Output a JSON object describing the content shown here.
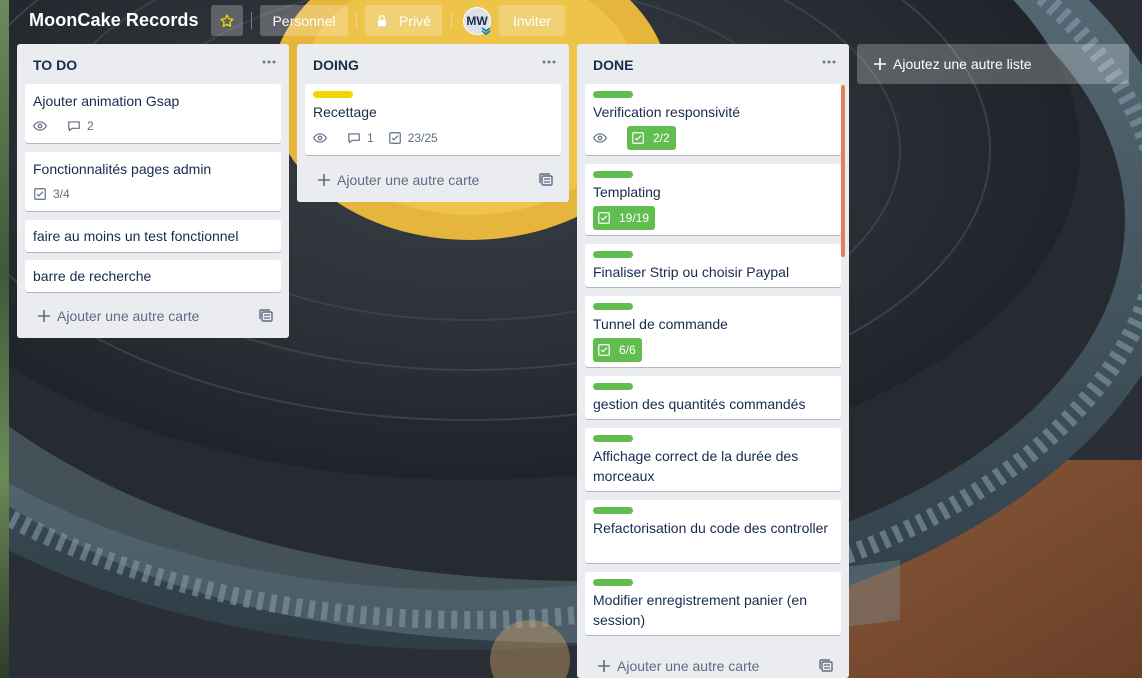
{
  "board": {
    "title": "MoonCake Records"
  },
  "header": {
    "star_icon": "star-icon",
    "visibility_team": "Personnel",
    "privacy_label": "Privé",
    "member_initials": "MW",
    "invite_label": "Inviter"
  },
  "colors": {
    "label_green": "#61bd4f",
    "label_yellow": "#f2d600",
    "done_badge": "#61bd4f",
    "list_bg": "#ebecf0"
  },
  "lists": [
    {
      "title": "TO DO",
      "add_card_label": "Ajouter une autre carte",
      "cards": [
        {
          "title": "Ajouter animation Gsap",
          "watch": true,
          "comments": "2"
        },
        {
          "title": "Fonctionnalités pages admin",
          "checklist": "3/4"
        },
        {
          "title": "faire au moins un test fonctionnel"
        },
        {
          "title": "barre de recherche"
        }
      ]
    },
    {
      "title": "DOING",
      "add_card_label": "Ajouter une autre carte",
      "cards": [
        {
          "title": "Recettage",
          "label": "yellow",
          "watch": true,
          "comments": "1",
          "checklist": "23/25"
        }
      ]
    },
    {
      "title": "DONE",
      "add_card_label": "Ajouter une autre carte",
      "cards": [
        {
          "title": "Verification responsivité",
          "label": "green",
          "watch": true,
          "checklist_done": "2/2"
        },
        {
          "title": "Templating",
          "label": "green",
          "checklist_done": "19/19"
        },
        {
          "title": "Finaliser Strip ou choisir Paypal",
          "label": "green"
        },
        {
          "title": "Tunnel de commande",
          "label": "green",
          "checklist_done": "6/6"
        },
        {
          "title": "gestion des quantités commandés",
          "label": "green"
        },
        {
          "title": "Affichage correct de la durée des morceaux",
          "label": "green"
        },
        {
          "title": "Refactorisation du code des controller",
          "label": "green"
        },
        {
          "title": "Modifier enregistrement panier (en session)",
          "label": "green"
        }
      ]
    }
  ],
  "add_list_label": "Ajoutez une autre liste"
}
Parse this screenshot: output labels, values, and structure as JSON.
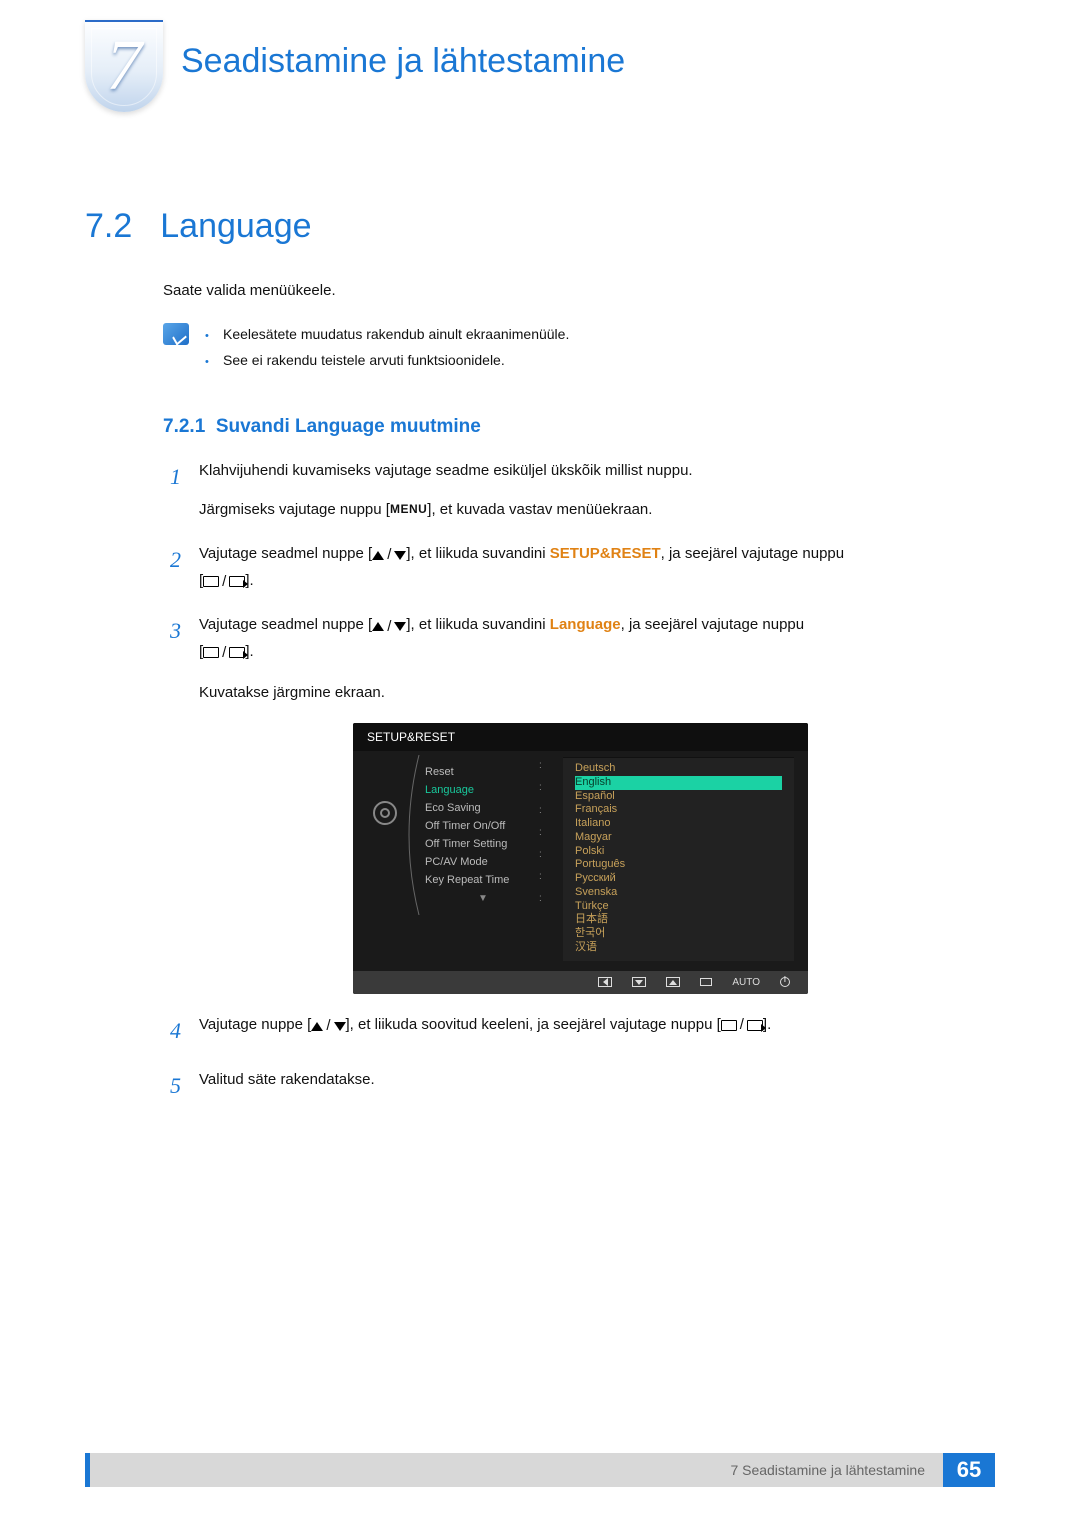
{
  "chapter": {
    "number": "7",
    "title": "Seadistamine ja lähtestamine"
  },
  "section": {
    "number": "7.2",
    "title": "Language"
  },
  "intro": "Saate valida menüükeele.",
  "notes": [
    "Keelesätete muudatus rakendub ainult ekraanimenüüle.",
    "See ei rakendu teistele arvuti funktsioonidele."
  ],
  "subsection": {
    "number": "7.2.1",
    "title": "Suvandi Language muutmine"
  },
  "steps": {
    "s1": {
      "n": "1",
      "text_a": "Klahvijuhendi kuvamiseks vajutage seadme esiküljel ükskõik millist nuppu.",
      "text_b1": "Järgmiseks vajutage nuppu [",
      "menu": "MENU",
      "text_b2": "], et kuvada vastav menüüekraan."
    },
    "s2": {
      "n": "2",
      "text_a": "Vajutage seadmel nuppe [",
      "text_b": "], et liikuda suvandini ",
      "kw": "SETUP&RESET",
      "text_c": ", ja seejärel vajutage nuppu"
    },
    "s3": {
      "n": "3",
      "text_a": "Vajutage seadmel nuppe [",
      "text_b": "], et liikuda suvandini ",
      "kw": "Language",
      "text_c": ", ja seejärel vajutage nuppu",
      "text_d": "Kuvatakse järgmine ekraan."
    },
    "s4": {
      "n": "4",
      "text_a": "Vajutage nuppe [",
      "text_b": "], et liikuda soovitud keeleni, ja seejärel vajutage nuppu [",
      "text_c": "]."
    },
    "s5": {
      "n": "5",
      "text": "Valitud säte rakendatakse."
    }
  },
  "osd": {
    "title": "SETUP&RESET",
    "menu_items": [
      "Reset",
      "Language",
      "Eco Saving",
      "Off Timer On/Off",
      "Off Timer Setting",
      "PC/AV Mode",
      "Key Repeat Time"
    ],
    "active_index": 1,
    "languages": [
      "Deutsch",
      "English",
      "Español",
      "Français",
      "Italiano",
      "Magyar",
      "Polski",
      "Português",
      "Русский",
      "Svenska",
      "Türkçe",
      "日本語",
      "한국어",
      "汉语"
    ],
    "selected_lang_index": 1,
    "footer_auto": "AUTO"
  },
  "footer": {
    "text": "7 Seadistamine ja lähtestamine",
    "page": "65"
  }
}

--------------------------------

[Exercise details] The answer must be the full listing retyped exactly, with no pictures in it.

[Exercise output]
Output a JSON object describing the content shown here.
{
  "board": {
    "title": "MoonCake Records"
  },
  "header": {
    "star_icon": "star-icon",
    "visibility_team": "Personnel",
    "privacy_label": "Privé",
    "member_initials": "MW",
    "invite_label": "Inviter"
  },
  "colors": {
    "label_green": "#61bd4f",
    "label_yellow": "#f2d600",
    "done_badge": "#61bd4f",
    "list_bg": "#ebecf0"
  },
  "lists": [
    {
      "title": "TO DO",
      "add_card_label": "Ajouter une autre carte",
      "cards": [
        {
          "title": "Ajouter animation Gsap",
          "watch": true,
          "comments": "2"
        },
        {
          "title": "Fonctionnalités pages admin",
          "checklist": "3/4"
        },
        {
          "title": "faire au moins un test fonctionnel"
        },
        {
          "title": "barre de recherche"
        }
      ]
    },
    {
      "title": "DOING",
      "add_card_label": "Ajouter une autre carte",
      "cards": [
        {
          "title": "Recettage",
          "label": "yellow",
          "watch": true,
          "comments": "1",
          "checklist": "23/25"
        }
      ]
    },
    {
      "title": "DONE",
      "add_card_label": "Ajouter une autre carte",
      "cards": [
        {
          "title": "Verification responsivité",
          "label": "green",
          "watch": true,
          "checklist_done": "2/2"
        },
        {
          "title": "Templating",
          "label": "green",
          "checklist_done": "19/19"
        },
        {
          "title": "Finaliser Strip ou choisir Paypal",
          "label": "green"
        },
        {
          "title": "Tunnel de commande",
          "label": "green",
          "checklist_done": "6/6"
        },
        {
          "title": "gestion des quantités commandés",
          "label": "green"
        },
        {
          "title": "Affichage correct de la durée des morceaux",
          "label": "green"
        },
        {
          "title": "Refactorisation du code des controller",
          "label": "green"
        },
        {
          "title": "Modifier enregistrement panier (en session)",
          "label": "green"
        }
      ]
    }
  ],
  "add_list_label": "Ajoutez une autre liste"
}
Parse this screenshot: output labels, values, and structure as JSON.
{
  "chapter": {
    "number": "7",
    "title": "Seadistamine ja lähtestamine"
  },
  "section": {
    "number": "7.2",
    "title": "Language"
  },
  "intro": "Saate valida menüükeele.",
  "notes": [
    "Keelesätete muudatus rakendub ainult ekraanimenüüle.",
    "See ei rakendu teistele arvuti funktsioonidele."
  ],
  "subsection": {
    "number": "7.2.1",
    "title": "Suvandi Language muutmine"
  },
  "steps": {
    "s1": {
      "n": "1",
      "text_a": "Klahvijuhendi kuvamiseks vajutage seadme esiküljel ükskõik millist nuppu.",
      "text_b1": "Järgmiseks vajutage nuppu [",
      "menu": "MENU",
      "text_b2": "], et kuvada vastav menüüekraan."
    },
    "s2": {
      "n": "2",
      "text_a": "Vajutage seadmel nuppe [",
      "text_b": "], et liikuda suvandini ",
      "kw": "SETUP&RESET",
      "text_c": ", ja seejärel vajutage nuppu"
    },
    "s3": {
      "n": "3",
      "text_a": "Vajutage seadmel nuppe [",
      "text_b": "], et liikuda suvandini ",
      "kw": "Language",
      "text_c": ", ja seejärel vajutage nuppu",
      "text_d": "Kuvatakse järgmine ekraan."
    },
    "s4": {
      "n": "4",
      "text_a": "Vajutage nuppe [",
      "text_b": "], et liikuda soovitud keeleni, ja seejärel vajutage nuppu [",
      "text_c": "]."
    },
    "s5": {
      "n": "5",
      "text": "Valitud säte rakendatakse."
    }
  },
  "osd": {
    "title": "SETUP&RESET",
    "menu_items": [
      "Reset",
      "Language",
      "Eco Saving",
      "Off Timer On/Off",
      "Off Timer Setting",
      "PC/AV Mode",
      "Key Repeat Time"
    ],
    "active_index": 1,
    "languages": [
      "Deutsch",
      "English",
      "Español",
      "Français",
      "Italiano",
      "Magyar",
      "Polski",
      "Português",
      "Русский",
      "Svenska",
      "Türkçe",
      "日本語",
      "한국어",
      "汉语"
    ],
    "selected_lang_index": 1,
    "footer_auto": "AUTO"
  },
  "footer": {
    "text": "7 Seadistamine ja lähtestamine",
    "page": "65"
  }
}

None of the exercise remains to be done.